March 16, 1867: People vs. Carlisle Barracks
Open hostility once existed between soldiers at Carlisle Barracks and civilians in town. Back then, the post was operated by a small staff. As a result, training was inadequate and discipline poor. Come payday, unsavory soldiers visited the saloons, dancehalls and brothels of Carlisle’s east end where they mixed it up with townsfolk out to cause a ruckus. The lingering frustration exploded on March 16, 1867, which was an election day.
It started early that evening when Augustus Hamill and John Gilmer got into a fight with two soldiers in the Square. The men bested the soldiers who returned to the post. A group of 25 to 50 soldiers assembled at the Barracks around 8 p.m. armed with carbines, sabers and revolvers. They marched to the Square arriving at the railroad tracks facing the north side of the Old Courthouse. There, civilians had gathered to await election returns.

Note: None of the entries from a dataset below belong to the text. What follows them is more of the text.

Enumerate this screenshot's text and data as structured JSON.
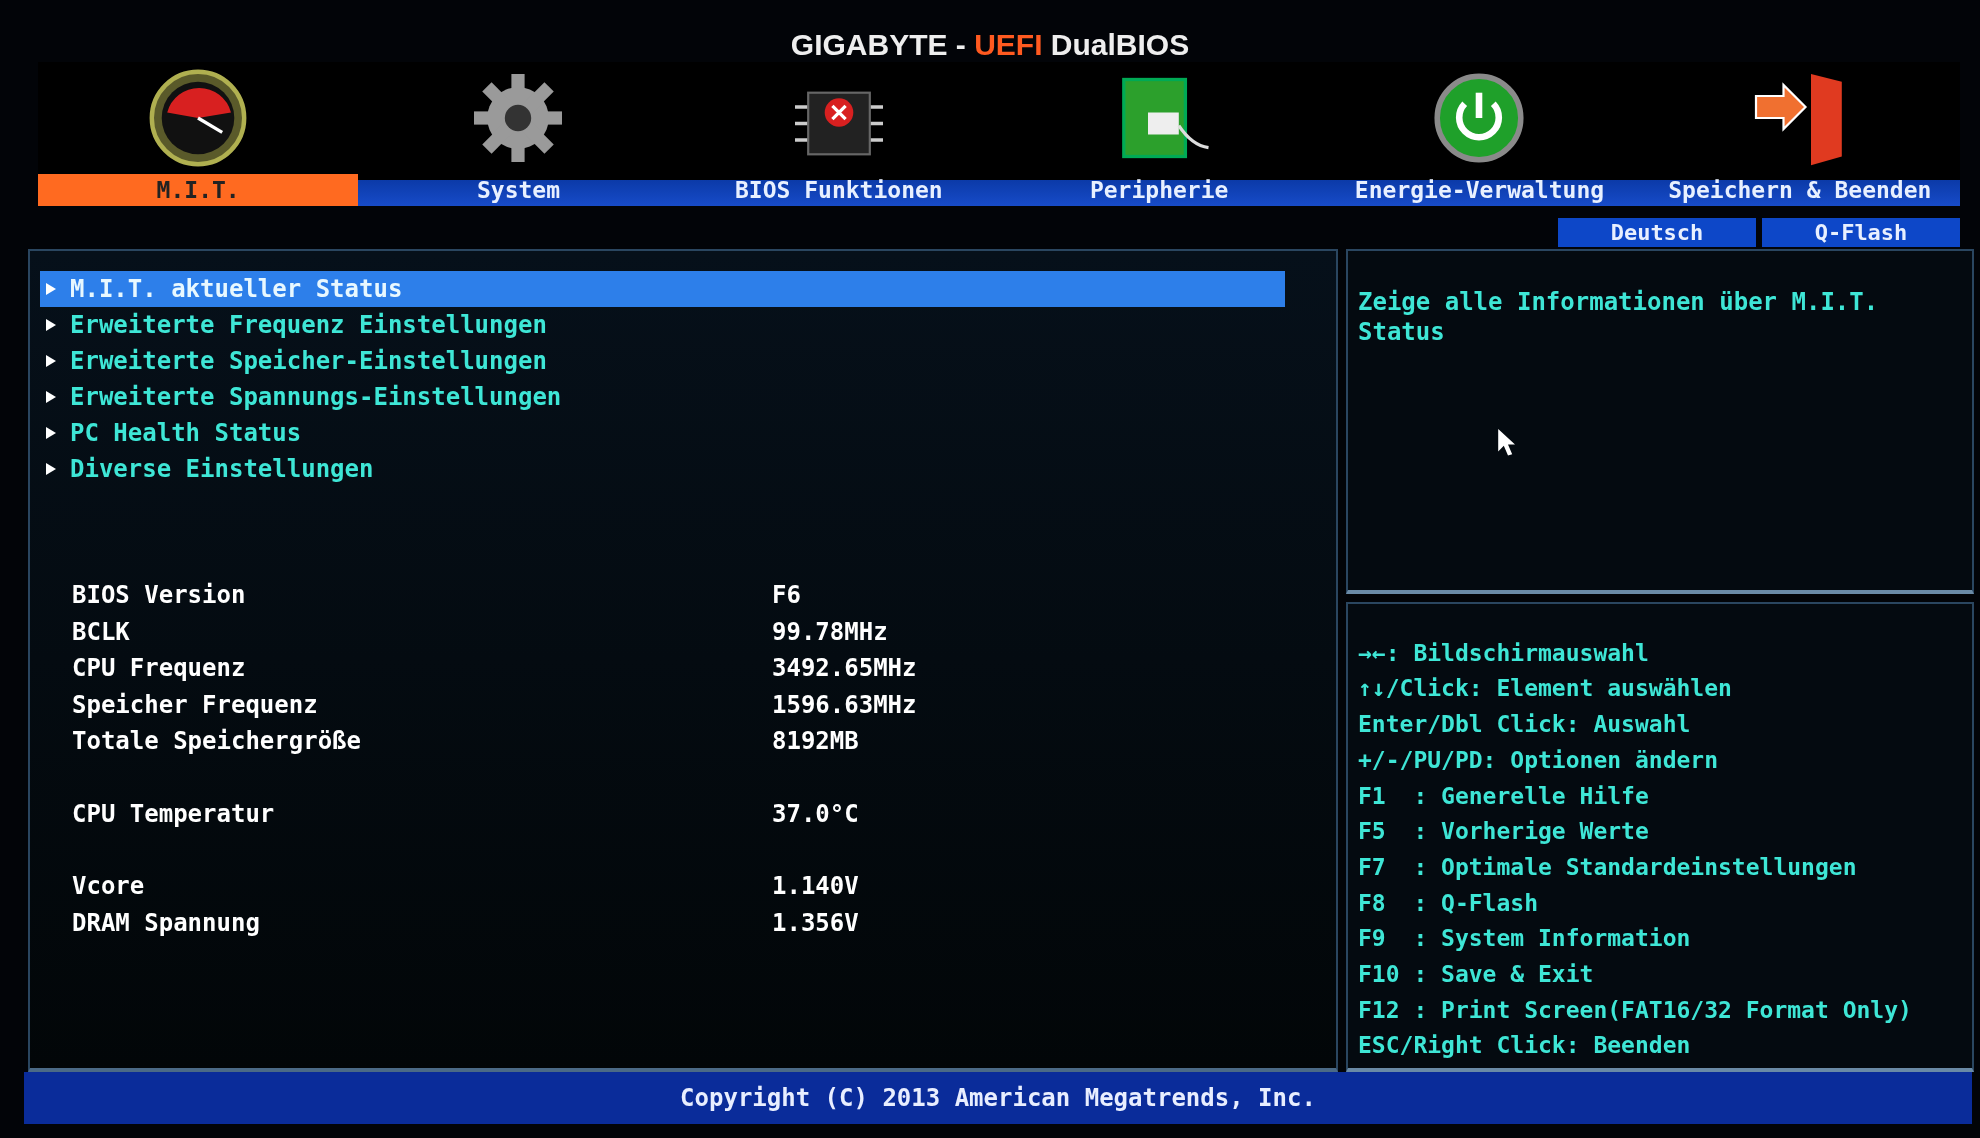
{
  "header": {
    "brand": "GIGABYTE",
    "separator": "-",
    "highlight": "UEFI",
    "product": "DualBIOS"
  },
  "tabs": [
    {
      "label": "M.I.T.",
      "selected": true
    },
    {
      "label": "System",
      "selected": false
    },
    {
      "label": "BIOS Funktionen",
      "selected": false
    },
    {
      "label": "Peripherie",
      "selected": false
    },
    {
      "label": "Energie-Verwaltung",
      "selected": false
    },
    {
      "label": "Speichern & Beenden",
      "selected": false
    }
  ],
  "top_buttons": [
    "Deutsch",
    "Q-Flash"
  ],
  "menu": [
    {
      "label": "M.I.T. aktueller Status",
      "selected": true
    },
    {
      "label": "Erweiterte Frequenz Einstellungen",
      "selected": false
    },
    {
      "label": "Erweiterte Speicher-Einstellungen",
      "selected": false
    },
    {
      "label": "Erweiterte Spannungs-Einstellungen",
      "selected": false
    },
    {
      "label": "PC Health Status",
      "selected": false
    },
    {
      "label": "Diverse Einstellungen",
      "selected": false
    }
  ],
  "info_groups": [
    [
      {
        "label": "BIOS Version",
        "value": "F6"
      },
      {
        "label": "BCLK",
        "value": "99.78MHz"
      },
      {
        "label": "CPU Frequenz",
        "value": "3492.65MHz"
      },
      {
        "label": "Speicher Frequenz",
        "value": "1596.63MHz"
      },
      {
        "label": "Totale Speichergröße",
        "value": "8192MB"
      }
    ],
    [
      {
        "label": "CPU Temperatur",
        "value": "37.0°C"
      }
    ],
    [
      {
        "label": "Vcore",
        "value": "1.140V"
      },
      {
        "label": "DRAM Spannung",
        "value": "1.356V"
      }
    ]
  ],
  "help_text": "Zeige alle Informationen über M.I.T. Status",
  "key_help": [
    "→←: Bildschirmauswahl",
    "↑↓/Click: Element auswählen",
    "Enter/Dbl Click: Auswahl",
    "+/-/PU/PD: Optionen ändern",
    "F1  : Generelle Hilfe",
    "F5  : Vorherige Werte",
    "F7  : Optimale Standardeinstellungen",
    "F8  : Q-Flash",
    "F9  : System Information",
    "F10 : Save & Exit",
    "F12 : Print Screen(FAT16/32 Format Only)",
    "ESC/Right Click: Beenden"
  ],
  "footer": "Copyright (C) 2013 American Megatrends, Inc."
}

The soldiers were greeted with jeers and insults followed soon after by sticks and stones. The order was given to fire a volley into the crowd who scattered in all directions. But when the civilians reached cover and had access to guns, they returned to the Square from all quarters to fire back at the soldiers who were forced to retreat. The garrison commander responded by dispatching a unit of cavalry to arrest and roundup the wayward soldiers. But this gesture was misinterpreted by the civilians as an attempt to send in reinforcements so the firing continued. In the ensuing violence, Hamill was killed, Gilmer killed a sergeant and more than a dozen people were wounded.
Dec. 27, 1951: Spare the Market House
Carlisle was in an uproar after the borough council on Nov. 28, 1951, decided to close the Market House following an undisclosed order by the Department of Labor and Industry deeming it unsafe. The decision was made without prior public notice, sparking such outrage that about 350 local residents gathered at the Old Courthouse on Dec. 27 to adopt a resolution to force the council to postpone a plan to demolish the Market House.
This set in motion weeks of research by local attorneys looking for any document in support of the opposition. They found plans and letters from the Penn family dating back to when Carlisle was laid out. This research formed the basis of a lawsuit filed against the borough on Feb. 29, 1952.
The Supreme Court of Pennsylvania ruled in favor of the borough in the action. Demolition of the Market House was completed on or about March 25, 1952. The new courthouse was built on the site
History Squared 1955
Aug. 2, 1955: Courtroom shooting
The heat was oppressive the day local residents heard gunshots through the open windows of the second-floor courtroom of the Old Courthouse on the Square. It was about 12:36 p.m. on Aug. 2, 1955. Within 45 minutes, an attorney would be dead and three other victims hospitalized. Seven weeks later, on Sept. 23, Percy Haines would be tried for murder in the same courtroom where he pulled out a handgun and mortally wounded John D. Faller Jr.
A Newville area farmer, Haines at age 60 was just handed what he called “a raw deal in court.” County Judge Mark Garber had completed a nonsupport hearing during which he ordered Haines to pay his estranged wife Lulu Haines $50 a month. Within minutes, Haines drew a revolver from a pouch he had sewn into his clothing and fired four shots, wounding Faller, Garber, Lulu and her attorney George Black of Chambersburg.
The gunshots from that incident echo to this day in tighter courtroom security and the presence of a metal detector in the courthouse lobby. The irony was Faller had nothing to do with the nonsupport action Lulu had brought against Percy. Court procedure required a local attorney to sit in as an associate counsel when a lawyer from outside the county appears in court.